What you eat is only half the equation, absorbing and delivering nutrients is the other half. In other words, just because you ate something, doesn’t mean that you absorbed and extracted its nutrients and delivered them to specific parts of your body.
The digestive system is 26ft long, it starts at your mouth and ends in your butt. The GI tract selectively absorbs nutrients while protecting you from toxins and pathogens. In a nutshell, the way it works is by involuntary muscular contractions that breakdown food down into small molecules, which then make their way into cells to be useful, the rest that is not useful or what your body doesn’t want to use is excreted. Amongst the many roles of the GI tract, here are a few of them:
-Process nutrients and minerals
-Acts as a barrier for chemical and physical pathogens
-Detoxifies harmful substances
-It contains the enteric nervous system, also known as “the second brain”
-Regulates immune system
-Its involved in social engagement and emotions
Our behavior, diseases and intolerances tend to mess with digestion, which in turn makes the absorption of nutrients and nutrient delivery an uphill battle.
It all starts in our brain. Hunger activates systems in our brain that essentially makes us search for food. When we start smelling or seeing food, or body starts getting ready to start the digestion process. Digestion is controlled by the autonomic nervous system, which is divide in two sides:
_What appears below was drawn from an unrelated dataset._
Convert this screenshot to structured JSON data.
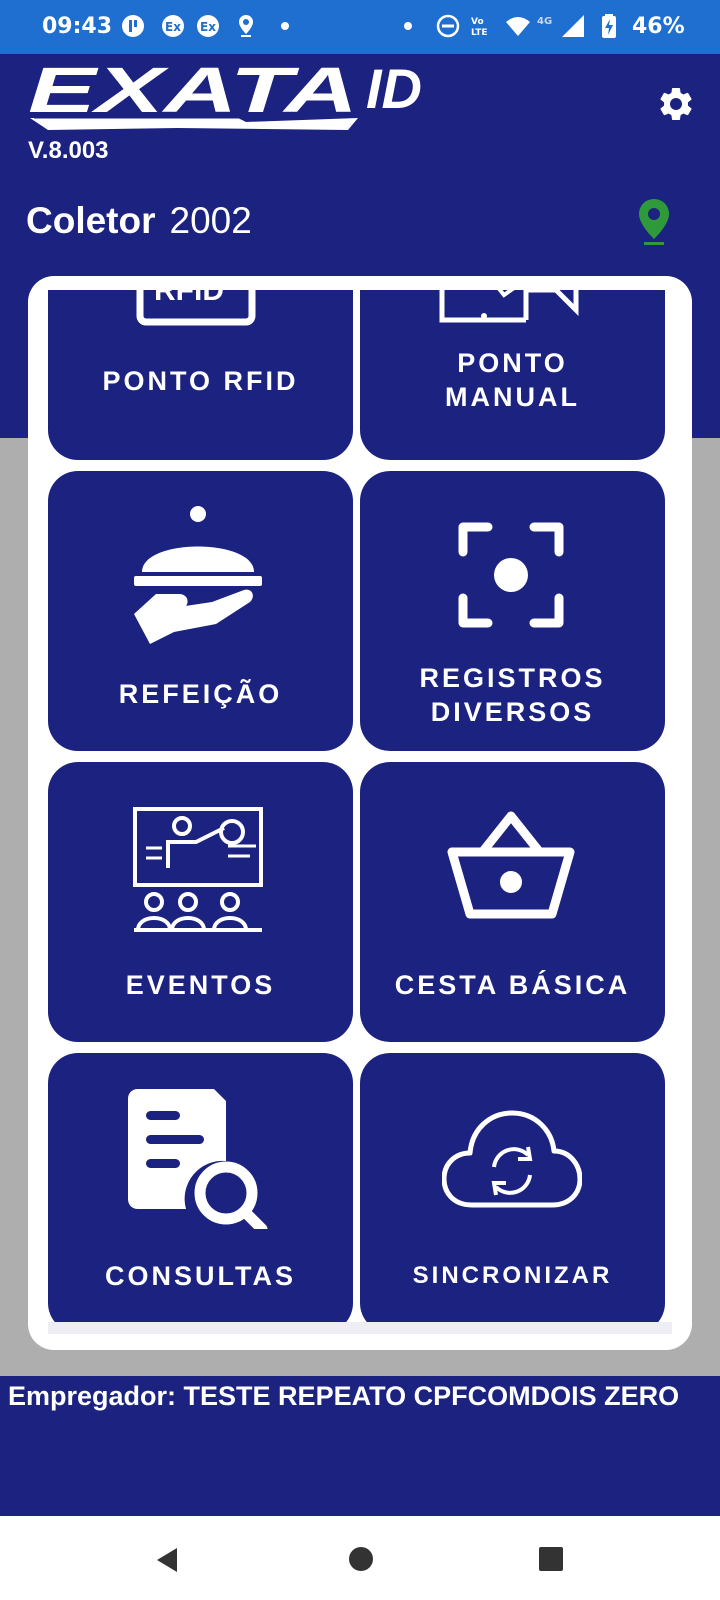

-The sympathetic nervous system (SNS) or “fight or flight” mode. SNS activates through intense activity or stress. When SNS is activated, digestion shuts down via norepinephrine.
Norepinephrine actives when the sympathetic response is activated, shuts down digestive process, so more energy goes to your limbs to “ fight for flight”.
-The parasympathetic (PSNS) or “relax and digest” mode. PSNS activates through rest and relaxation, it promotes digestion.
This is the main reason why high-performers or people who are constantly internally or externally stressed have a hard time with any physiological adaptation. They are constantly interrupting the digestion process, which in turn messes with their appetite, hunger and fullness.
Once your brain got you to eat food, chewing it breaks down your food into smaller pieces. Your saliva, moistens these pieces and saturates them with digestive enzymes like lipase and amylase that help break them down once you swallow.
Once you swallow, the esophagus transports the shredded pieces into your stomach.Most carbohydrates are then broken down into glucose and exit the stomach first, most proteins follow carbohydrates and are broken down into amino acids and finally, most fats are broken down into fatty acids and are the last ones to leave the stomach.
This is good to know because someone who might need a quick energy boost without wanting a big meal might only need carbohydrates, versus someone that has a hard time with feeling hungry all the time might need meals that are higher in fat so they feel satisfied for longer.
After spending time in the stomach, a semi-fluid mass containing the partially digested food called chime, is transported into the small intestine where most of the nutrients are absorbed via the villi. A healthy villi is crucial for nutrient absorption.
I will stop here as processes like this keep unfolding until you excrete whatever your body doesn’t use. They key take away here is that digestion is a very complex system and although genetics, activity levels, microbiome, age and food allergies play a role, the main reason we mess it up is because our behaviors are sometimes messed up.
The one running the show behind-the-scenes is the endocrine system. It is a system that communicates with your body via hormones.
A lot of times, people complain that they are always hungry, essentially whats happening is that their endocrine system is signaling ghrelin. Ghrelin is your “hungry” hormone - Whereas when people don’t feel hungry at all, leptin is the one to blame. Because leptin its secreted by fat cells, the more fat cells you have, the less hungry you are going to feel. On the other hand, the less body fat the more “hungry” you are going to feel.
Leptin also regulate